Exercise requirements:
With the pictures removed, write out the full listing below exactly.

Available data:
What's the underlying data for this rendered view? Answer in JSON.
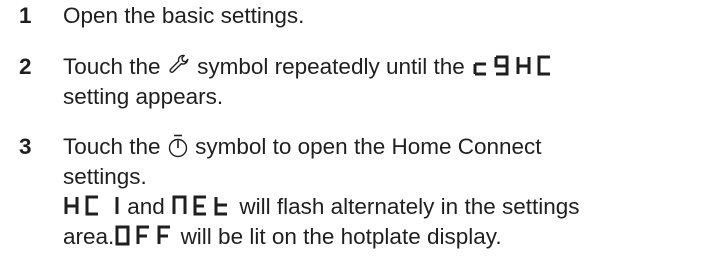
{
  "steps": [
    {
      "number": "1",
      "text": "Open the basic settings."
    },
    {
      "number": "2",
      "line1_before": "Touch the",
      "icon_1": "wrench-icon",
      "line1_middle": "symbol repeatedly until the",
      "display_code_1": "c9HC",
      "line2": "setting appears."
    },
    {
      "number": "3",
      "line1_before": "Touch the",
      "icon_2": "timer-icon",
      "line1_after": "symbol to open the Home Connect",
      "line2": "settings.",
      "display_code_hc1": "HC 1",
      "line3_and": "and",
      "display_code_net": "NEt",
      "line3_after": "will flash alternately in the settings",
      "line4_before": "area.",
      "display_code_off": "OFF",
      "line4_after": "will be lit on the hotplate display."
    }
  ]
}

Response for this exercise:
What's the underlying data for this rendered view? Answer in JSON.
{
  "steps": [
    {
      "number": "1",
      "text": "Open the basic settings."
    },
    {
      "number": "2",
      "line1_before": "Touch the",
      "icon_1": "wrench-icon",
      "line1_middle": "symbol repeatedly until the",
      "display_code_1": "c9HC",
      "line2": "setting appears."
    },
    {
      "number": "3",
      "line1_before": "Touch the",
      "icon_2": "timer-icon",
      "line1_after": "symbol to open the Home Connect",
      "line2": "settings.",
      "display_code_hc1": "HC 1",
      "line3_and": "and",
      "display_code_net": "NEt",
      "line3_after": "will flash alternately in the settings",
      "line4_before": "area.",
      "display_code_off": "OFF",
      "line4_after": "will be lit on the hotplate display."
    }
  ]
}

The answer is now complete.